In spring 2002, with the Second Intifada entering its second year, I was in Damascus drinking tea with a friend in his shop near the Umayyad Mosque. We were watching a televised broadcast of Israel’s assault on the West Bank, which it was reoccupying. When I asked my friend how the violence in Palestine would effect business in Syria, he shrugged.
“Not much,” he told me. “We are insulated from this economically.” He thought for a moment and laughed. “After all, we have no aid programs to lose; it’s not like Egypt and Jordan, which are burdened with your American aid.”
These days, of course, besieged Syrians are desperate enough to welcome help of any kind, even from Washington. But the characterization of US assistance as a burden, however tongue-in-cheek, resonates as a peculiarly American failure in the Middle East. Officials of recipient nations complain they are routinely big-footed by US diplomats and their ambitious programs to rebuild and enfranchise local communities, which too often become ends in themselves rather than means to an end. Think of the US-funded rug-weaver Bani Hamida, for example, which was subsidized for years after market forces rendered it obsolete, or Egypt’s senseless agrarian projects, which have done far more to support US grain producers than for the small-scale farmers they are ostensibly designed to help.
American military aid, which dwarfs civilian assistance, is assailed as a means for Washington to reward those who would capitulate to Israel and punish those who would not. The tanks and firearms that have been used against peaceful Egyptian protesters for the last two years were built and paid for with US tax dollars, and those on the receiving end of such dubious largess know it. They also know that each year Washington doles out a fortune to Israel—a country with a per capita income of USD 32,000—in humanitarian assistance, as well as billions of dollars annually in military aid.

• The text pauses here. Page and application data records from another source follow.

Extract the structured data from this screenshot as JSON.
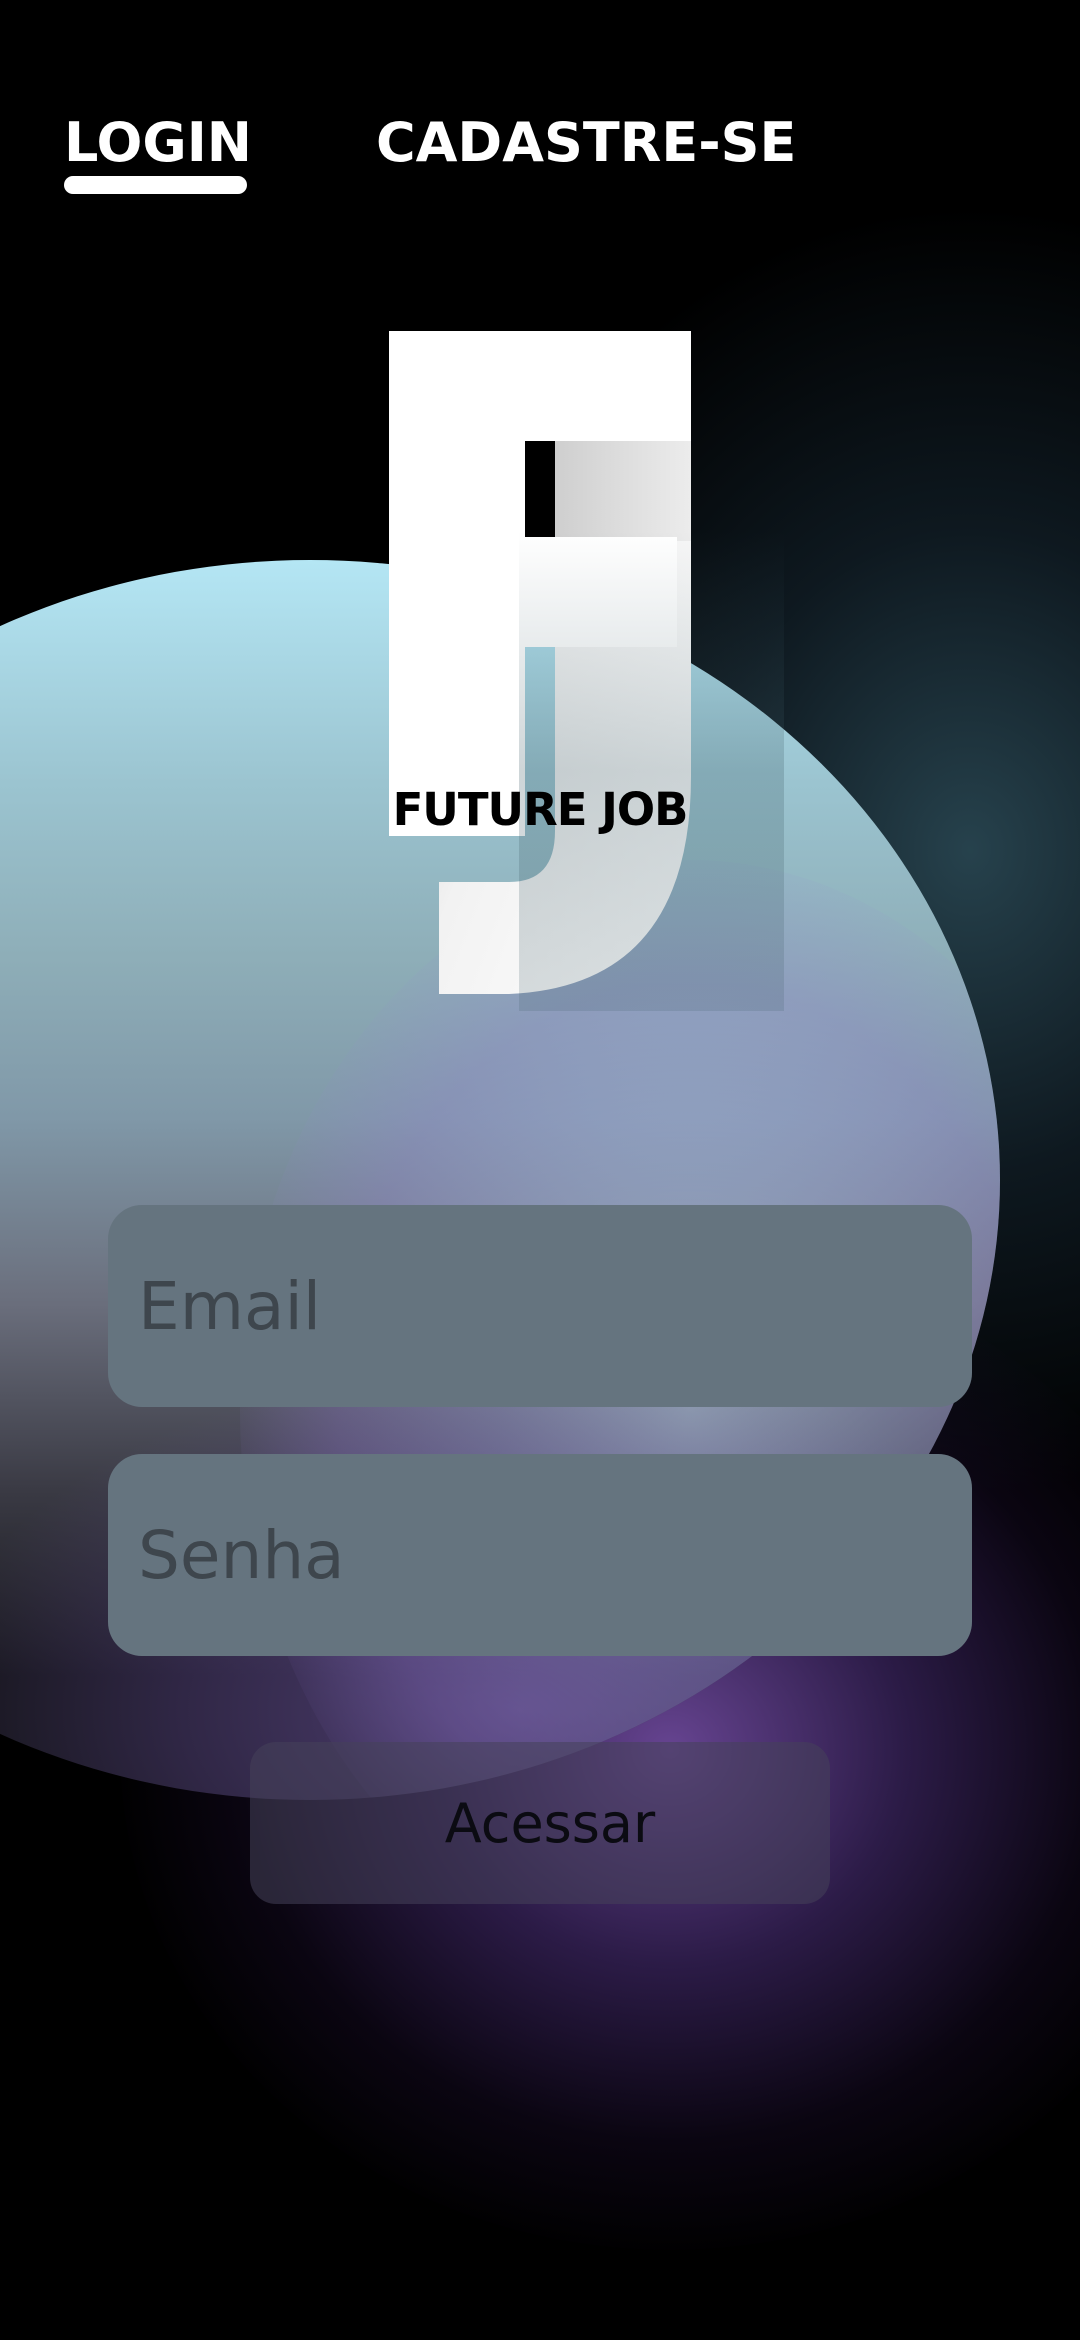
{
  "tabs": [
    {
      "label": "LOGIN",
      "active": true
    },
    {
      "label": "CADASTRE-SE",
      "active": false
    }
  ],
  "logo": {
    "monogram": "FJ",
    "brand": "FUTURE JOB"
  },
  "form": {
    "email_placeholder": "Email",
    "email_value": "",
    "password_placeholder": "Senha",
    "password_value": "",
    "submit_label": "Acessar"
  },
  "colors": {
    "background": "#000000",
    "field_fill": "#65747f",
    "field_text": "#3e464d",
    "orb_top": "#b4e6f4",
    "glow_purple": "#7850aa",
    "tab_text": "#ffffff"
  }
}
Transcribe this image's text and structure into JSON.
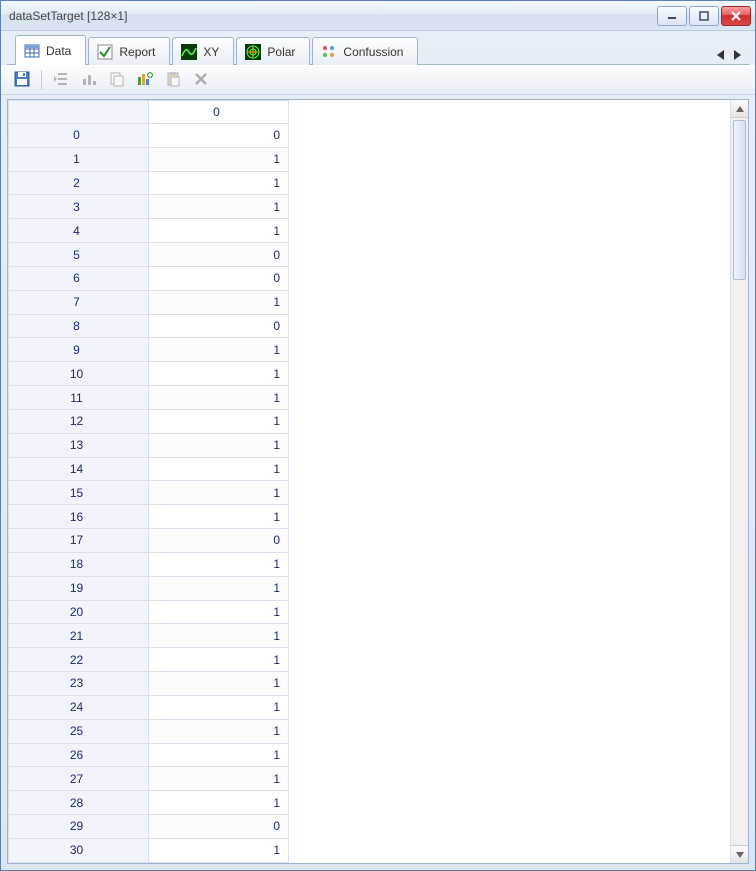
{
  "window": {
    "title": "dataSetTarget [128×1]"
  },
  "tabs": [
    {
      "label": "Data",
      "icon": "table-icon",
      "active": true
    },
    {
      "label": "Report",
      "icon": "check-icon",
      "active": false
    },
    {
      "label": "XY",
      "icon": "xy-icon",
      "active": false
    },
    {
      "label": "Polar",
      "icon": "polar-icon",
      "active": false
    },
    {
      "label": "Confussion",
      "icon": "confusion-icon",
      "active": false
    }
  ],
  "toolbar": {
    "items": [
      {
        "name": "save-icon",
        "disabled": false
      },
      {
        "name": "sep"
      },
      {
        "name": "outdent-icon",
        "disabled": true
      },
      {
        "name": "bars-icon",
        "disabled": true
      },
      {
        "name": "copy-icon",
        "disabled": true
      },
      {
        "name": "chart-add-icon",
        "disabled": false
      },
      {
        "name": "paste-icon",
        "disabled": true
      },
      {
        "name": "delete-icon",
        "disabled": true
      }
    ]
  },
  "grid": {
    "columnHeaders": [
      "0"
    ],
    "rows": [
      {
        "index": "0",
        "values": [
          "0"
        ]
      },
      {
        "index": "1",
        "values": [
          "1"
        ]
      },
      {
        "index": "2",
        "values": [
          "1"
        ]
      },
      {
        "index": "3",
        "values": [
          "1"
        ]
      },
      {
        "index": "4",
        "values": [
          "1"
        ]
      },
      {
        "index": "5",
        "values": [
          "0"
        ]
      },
      {
        "index": "6",
        "values": [
          "0"
        ]
      },
      {
        "index": "7",
        "values": [
          "1"
        ]
      },
      {
        "index": "8",
        "values": [
          "0"
        ]
      },
      {
        "index": "9",
        "values": [
          "1"
        ]
      },
      {
        "index": "10",
        "values": [
          "1"
        ]
      },
      {
        "index": "11",
        "values": [
          "1"
        ]
      },
      {
        "index": "12",
        "values": [
          "1"
        ]
      },
      {
        "index": "13",
        "values": [
          "1"
        ]
      },
      {
        "index": "14",
        "values": [
          "1"
        ]
      },
      {
        "index": "15",
        "values": [
          "1"
        ]
      },
      {
        "index": "16",
        "values": [
          "1"
        ]
      },
      {
        "index": "17",
        "values": [
          "0"
        ]
      },
      {
        "index": "18",
        "values": [
          "1"
        ]
      },
      {
        "index": "19",
        "values": [
          "1"
        ]
      },
      {
        "index": "20",
        "values": [
          "1"
        ]
      },
      {
        "index": "21",
        "values": [
          "1"
        ]
      },
      {
        "index": "22",
        "values": [
          "1"
        ]
      },
      {
        "index": "23",
        "values": [
          "1"
        ]
      },
      {
        "index": "24",
        "values": [
          "1"
        ]
      },
      {
        "index": "25",
        "values": [
          "1"
        ]
      },
      {
        "index": "26",
        "values": [
          "1"
        ]
      },
      {
        "index": "27",
        "values": [
          "1"
        ]
      },
      {
        "index": "28",
        "values": [
          "1"
        ]
      },
      {
        "index": "29",
        "values": [
          "0"
        ]
      },
      {
        "index": "30",
        "values": [
          "1"
        ]
      }
    ]
  }
}
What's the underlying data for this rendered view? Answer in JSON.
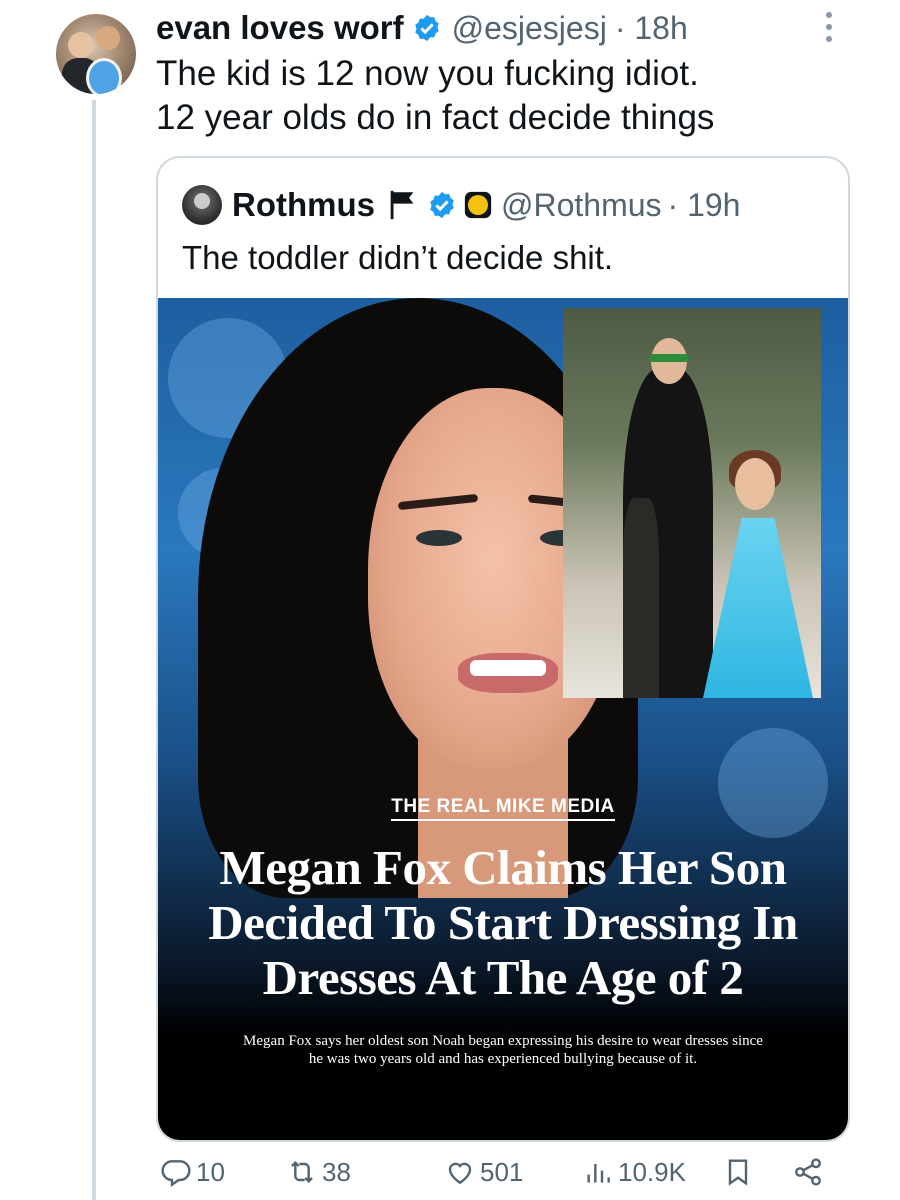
{
  "tweet": {
    "display_name": "evan loves worf",
    "handle": "@esjesjesj",
    "time": "· 18h",
    "text_lines": [
      "The kid is 12 now you fucking idiot.",
      "12 year olds do in fact decide things"
    ]
  },
  "quoted": {
    "display_name": "Rothmus",
    "handle": "@Rothmus",
    "time": "· 19h",
    "text": "The toddler didn’t decide shit.",
    "media": {
      "source": "THE REAL MIKE MEDIA",
      "headline_lines": [
        "Megan Fox Claims Her Son",
        "Decided To Start Dressing In",
        "Dresses At The Age of 2"
      ],
      "subhead_lines": [
        "Megan Fox says her oldest son Noah began expressing his desire to wear dresses since",
        "he was two years old and has experienced bullying because of it."
      ]
    }
  },
  "actions": {
    "replies": "10",
    "reposts": "38",
    "likes": "501",
    "views": "10.9K"
  },
  "colors": {
    "verified": "#1d9bf0",
    "muted": "#536471",
    "border": "#cfd9de"
  }
}
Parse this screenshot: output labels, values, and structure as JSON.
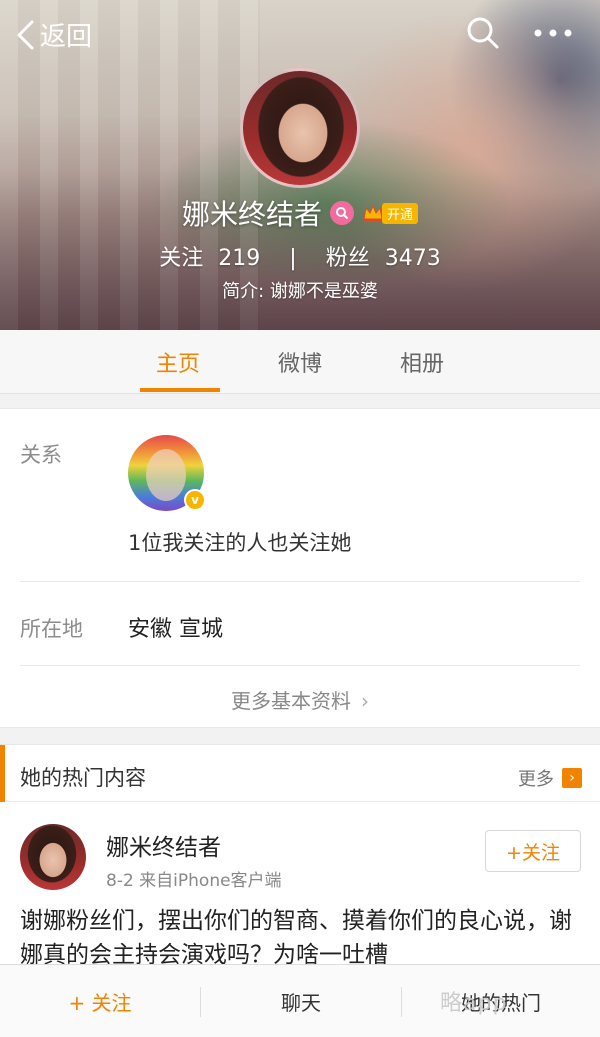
{
  "header": {
    "back_label": "返回",
    "profile_name": "娜米终结者",
    "vip_label": "开通",
    "following_label": "关注",
    "following_count": "219",
    "separator": "|",
    "followers_label": "粉丝",
    "followers_count": "3473",
    "bio": "简介: 谢娜不是巫婆"
  },
  "tabs": [
    {
      "label": "主页",
      "active": true
    },
    {
      "label": "微博",
      "active": false
    },
    {
      "label": "相册",
      "active": false
    }
  ],
  "info": {
    "relation_label": "关系",
    "relation_text": "1位我关注的人也关注她",
    "relation_badge": "v",
    "location_label": "所在地",
    "location_value": "安徽 宣城",
    "more_info_label": "更多基本资料",
    "more_info_chevron": "›"
  },
  "hot": {
    "title": "她的热门内容",
    "more_label": "更多",
    "more_arrow": "›"
  },
  "post": {
    "author": "娜米终结者",
    "meta": "8-2  来自iPhone客户端",
    "follow_label": "+关注",
    "text": "谢娜粉丝们，摆出你们的智商、摸着你们的良心说，谢娜真的会主持会演戏吗？为啥一吐槽"
  },
  "bottom_bar": {
    "follow_label": "+ 关注",
    "chat_label": "聊天",
    "hot_label": "她的热门"
  },
  "watermark": "略app",
  "colors": {
    "accent": "#f08300",
    "vip": "#f7b500",
    "badge_pink": "#f36b9e"
  }
}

Despite repeated threats to withhold aid to Egypt’s freely elected but increasingly authoritarian government, the US Congress refuses to unplug the money-go-round for Cairo. Although he has been in office less than a year, President Mohammed Morsi has managed to prompt grass-roots comparisons between himself and his predecessor, the dictator Hosni Mubarak. As far as Washington is concerned, however, the ex-Muslim Brotherhood leader may violate basic civil rights with impunity so long as he does not repudiate Egypt’s peace treaty with Israel, a red line Morsi has so far proven himself smart enough to avoid.
Most Americans are opposed to the foreign assistance programs deployed in their name. They should be, but not—as so many wrongly believe—because they are costly: as a percentage of public spending, Washington’s overseas aid budget ranks near the bottom among industrialized nations. Rather, they should demand that US aid be structured to accommodate worthy recipients and not as subsidies for the likes of Lockheed Martin and Cargill, Inc. They should make clear that providing humanitarian aid to rich countries like Israel is both morally repugnant and contrary to American interests because of the ill will it creates in the Middle East. And they should insist that spending levels for the United States Agency for International Development (USAID), Washington’s front-line aid and development entity, be restored to their pre-1990s levels, when it was gutted in a cruel and parochial crusade waged by the race-baiting, gay-bashing and misogynist Senator Jesse Helms.
The US is not the only donor country that politicizes its development programs. Few, however, provoke such animosity by indexing promises of aid to political litmus tests that are as irrelevant to the goals of better health care, education and infrastructure as they are distasteful to recipient communities. Unless Washington designs its aid packages around the needs of beneficiaries, it will continue to do more harm than good and it should get out of the aid business altogether.